The YPG dominates the US-backed Syrian Democratic Forces (SDF), which has been a key US ally in the fight against IS.

Washington's relationship with Kurdish fighters in Syria has been a major source of tension with Ankara, which views the YPG as an offshoot of the outlawed Kurdistan Workers' Party (PKK), which is blacklisted by Ankara as well as Washington.

The Turkish government has been engaged in a decades-long war with the PKK, which is considered a terrorist group by both Turkey and the US.

Erdogan also said Turkey has plans for elected councils to eventually govern Syrian territories previously under YPG or IS control.

"Individuals with no links to terrorist groups will be eligible to represent their communities in local governments," he wrote in the US newspaper.

"Local councils in predominantly Kurdish parts of northern Syria will largely consist of the Kurdish community’s representatives whilst ensuring that all other groups enjoy fair political representation.
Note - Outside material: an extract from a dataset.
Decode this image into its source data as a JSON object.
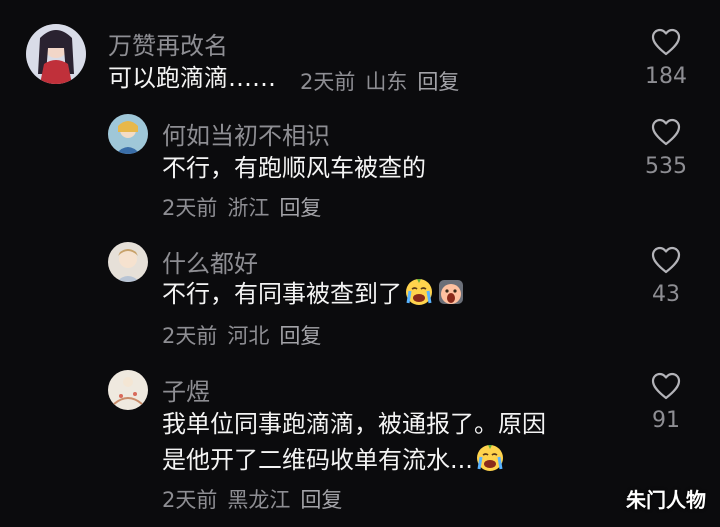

Turkish officials with relevant experience will advise them on municipal affairs, education, health care and emergency services," Erdogan said.

Kurdish leaders in Syria did not immediately comment on Erdogan's article on Monday.

Erdogan did not outline whether he would seek authorisation from the UN Security Council for his Syria plan.

Despite warmer ties between Turkey and Russia, which backs the government of President Bashar al-Assad, Damascus rejected Turkish military presence in Syrian territories and called it a violation of the country's sovereignty.